 A number of admissions officers who have addressed the issue (admissions representatives from the University of Virginia and Massachusetts Institute of Technology both published blogs on the subject) made a point of saying how busy they are and how unfeasible it would be to look up every student. 

In a blog entry published on April 25, “Dean J” an admissions officer at UVA said, “we don’t really have time to search for all 16,000 applicants online. However, if an applicant mentions involvement in something in particular, we might just take a look at it.”
Former USC admissions representative and Dean Beth Slattery said “I think that [the focus on online networking sites] started because one particular admissions officer at Harvard admitted to doing it.”

Slattery added that “the reaction for most people when they heard about it was to be a little horrified, just because they felt like they should be evaluating kids on the app they turned in.”

Slattery, who said that as an admissions officer she “wouldn’t have felt comfortable using Facebook,” brought up the inherent question of ethics underscoring using something she calls “intended for a different audience and taken out of context” to decide whether students are worthy of acceptance.

Ben Jones, an MIT admissions officer, addressed the subject in a July 11 blog entry on the MIT website.

 “The MIT admissions office does not engage in this practice because it’s essentially an invasion of privacy, sites like Facebook are designed to be a community, a playground, etc. for students, not designed to be a spying tool for Big Brother. To use them as the latter is, in my opinion, not terribly ethical. Admissions officers should get involved in these communities if they want to help applicants with the process, with the match – not if they’re out to use what they find there to hurt them.”

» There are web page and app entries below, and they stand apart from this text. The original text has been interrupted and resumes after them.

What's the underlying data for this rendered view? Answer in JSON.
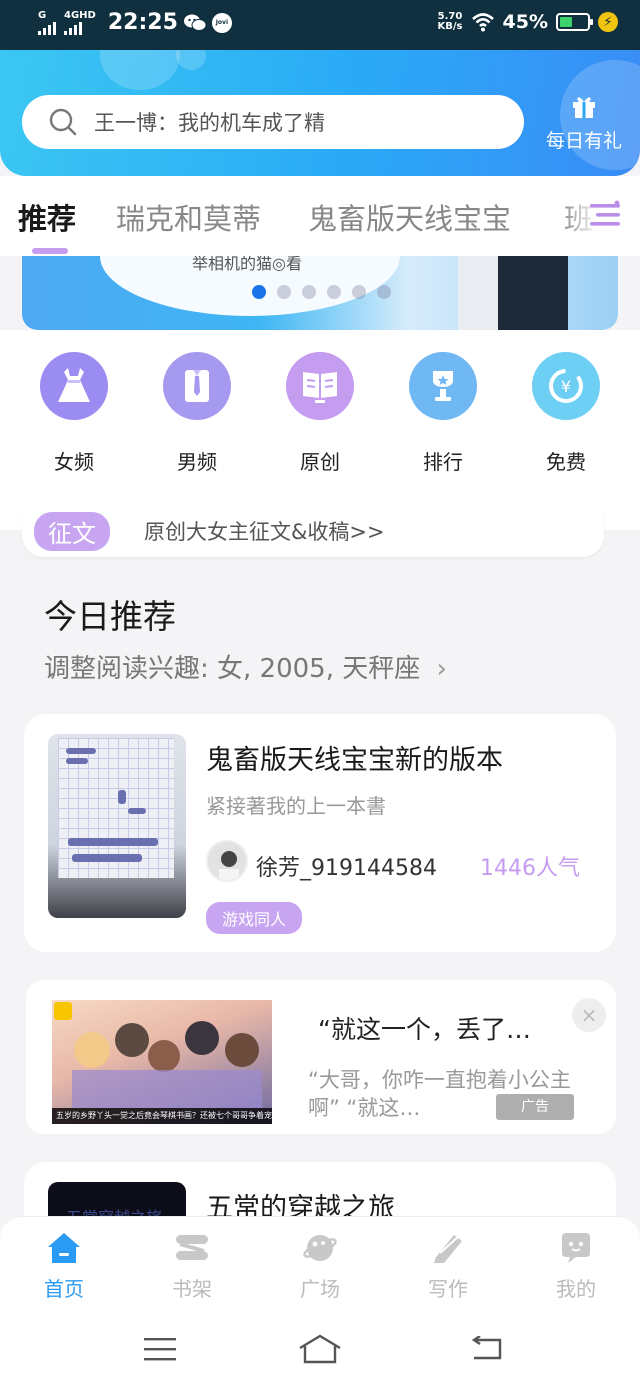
{
  "status_bar": {
    "signal_1": "G",
    "signal_2": "4GHD",
    "time": "22:25",
    "jovi": "Jovi",
    "speed_value": "5.70",
    "speed_unit": "KB/s",
    "battery_percent": "45%",
    "battery_level": 0.45
  },
  "header": {
    "search_placeholder": "王一博：我的机车成了精",
    "gift_label": "每日有礼"
  },
  "tabs": [
    {
      "label": "推荐",
      "active": true
    },
    {
      "label": "瑞克和莫蒂",
      "active": false
    },
    {
      "label": "鬼畜版天线宝宝",
      "active": false
    },
    {
      "label": "班",
      "active": false
    }
  ],
  "banner": {
    "caption_fragment": "举相机的猫◎看",
    "dot_count": 6,
    "active_dot": 0
  },
  "categories": [
    {
      "label": "女频",
      "icon": "dress-icon",
      "color": "#9b8cf2"
    },
    {
      "label": "男频",
      "icon": "shirt-icon",
      "color": "#a59af0"
    },
    {
      "label": "原创",
      "icon": "book-icon",
      "color": "#c49cf0"
    },
    {
      "label": "排行",
      "icon": "trophy-icon",
      "color": "#6fb8f4"
    },
    {
      "label": "免费",
      "icon": "coin-icon",
      "color": "#6ecff5"
    }
  ],
  "notice": {
    "tag": "征文",
    "text": "原创大女主征文&收稿>>"
  },
  "section": {
    "title": "今日推荐",
    "subtitle": "调整阅读兴趣: 女, 2005, 天秤座",
    "chevron": "›"
  },
  "book": {
    "title": "鬼畜版天线宝宝新的版本",
    "desc": "紧接著我的上一本書",
    "author": "徐芳_919144584",
    "popularity": "1446人气",
    "genre": "游戏同人"
  },
  "ad": {
    "title": "“就这一个，丢了…",
    "body": "“大哥，你咋一直抱着小公主啊” “就这…",
    "badge": "广告",
    "close": "×",
    "image_caption": "五岁的乡野丫头一觉之后竟会琴棋书画？还被七个哥哥争着宠？"
  },
  "book2": {
    "title": "五常的穿越之旅",
    "cover_text": "五常穿越之旅"
  },
  "bottom_nav": [
    {
      "label": "首页",
      "icon": "home-icon",
      "active": true
    },
    {
      "label": "书架",
      "icon": "bookshelf-icon",
      "active": false
    },
    {
      "label": "广场",
      "icon": "planet-icon",
      "active": false
    },
    {
      "label": "写作",
      "icon": "pen-icon",
      "active": false
    },
    {
      "label": "我的",
      "icon": "chat-icon",
      "active": false
    }
  ],
  "colors": {
    "accent_blue": "#2a9af2",
    "accent_purple": "#c59cf0",
    "header_gradient_start": "#3cc8f2",
    "header_gradient_end": "#3a8cf6"
  }
}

 Like Jones, who has made himself available to students through Friendster, Facebook, LiveJournal, Xanga and MySpace, there are a growing number of admissions officers utilizing these sites to assist students in the process.

Todd M. Olson, outreach program director and assistant dean of admissions at Carleton College, graduated from Carleton in 1997, so he uses an alumni facebook page to stay in touch with prospective applicants he meets while touring and answer their questions. 
Olson said he uses his Facebook page to put students in touch with contacts he has at other colleges they want to learn about, stressing that his role as an admissions officer is as much about the process of helping kids find a college as anything else. 
Olson also made it clear that “because of the way I put myself out there, [a student’s Facebook page] wouldn’t affect my decision.”

 “The more a school can do to help applicants learn the true culture of a place, what drives it and what fuels the imagination and creativity of its student body, the more likely the applicant will be to make an informed decision as to whether or not he/she will truly be happy there over the next four years,” Jones said. “That’s what I mean when I talk about helping applicants, admissions officers should be using the internet to help applicants evaluate their schools and that match; not the other way around, where schools use the internet to evaluate applicants in some way.”

“Ultimately I don’t think there is anything wrong with having a Myspace, Facebook, etc.” Oxelson said.

“But, what’s personal is public,” he added, underscoring an idea brought up by Elisabeth Smith ’07.

 “On MySpace I made my profile ‘friends only’ because I heard about this [privacy issues] and I was concerned a little about softball coaches seeing it,” Smith said.  Smith, a Varsity softball player, explained that although her coaches had never specifically brought up social networking sites with the team, she’d heard about sports coaches having issues with them. 

“I’ve had my MySpace for a while,”  she said, “and I’m sure there are a lot of inappropriate language and comments.” Smith considered the topic for a moment and then said, “I guess over all, the notion that colleges could look is there, but I really don’t care that much.  I don’t have revealing pictures or anything like that. I don’t really have anything to hide.”
Smith, who also has a Facebook, said that although she thoroughly enjoys using the site there are aspects to it that can be a little unnerving.

“It was so weird,” she said.  “Today I was taking a practice SAT, and some girl from Crossroads introduced herself to me and she said, ‘Wait. Wait. You seem so familiar. Ah, this will sound so creepy, but I’ve been to your Facebook.”
“It was really creepy,” Smith said, but despite her misgivings about possible privacy concerns she still doubted admissions officers would “actually go out of their way to find one specific person.”

“And the way I see it,” she said, “the application is designed for admissions officers to learn about applicants,  not those applicants’ Facebooks.”

You must be logged in to post a comment Login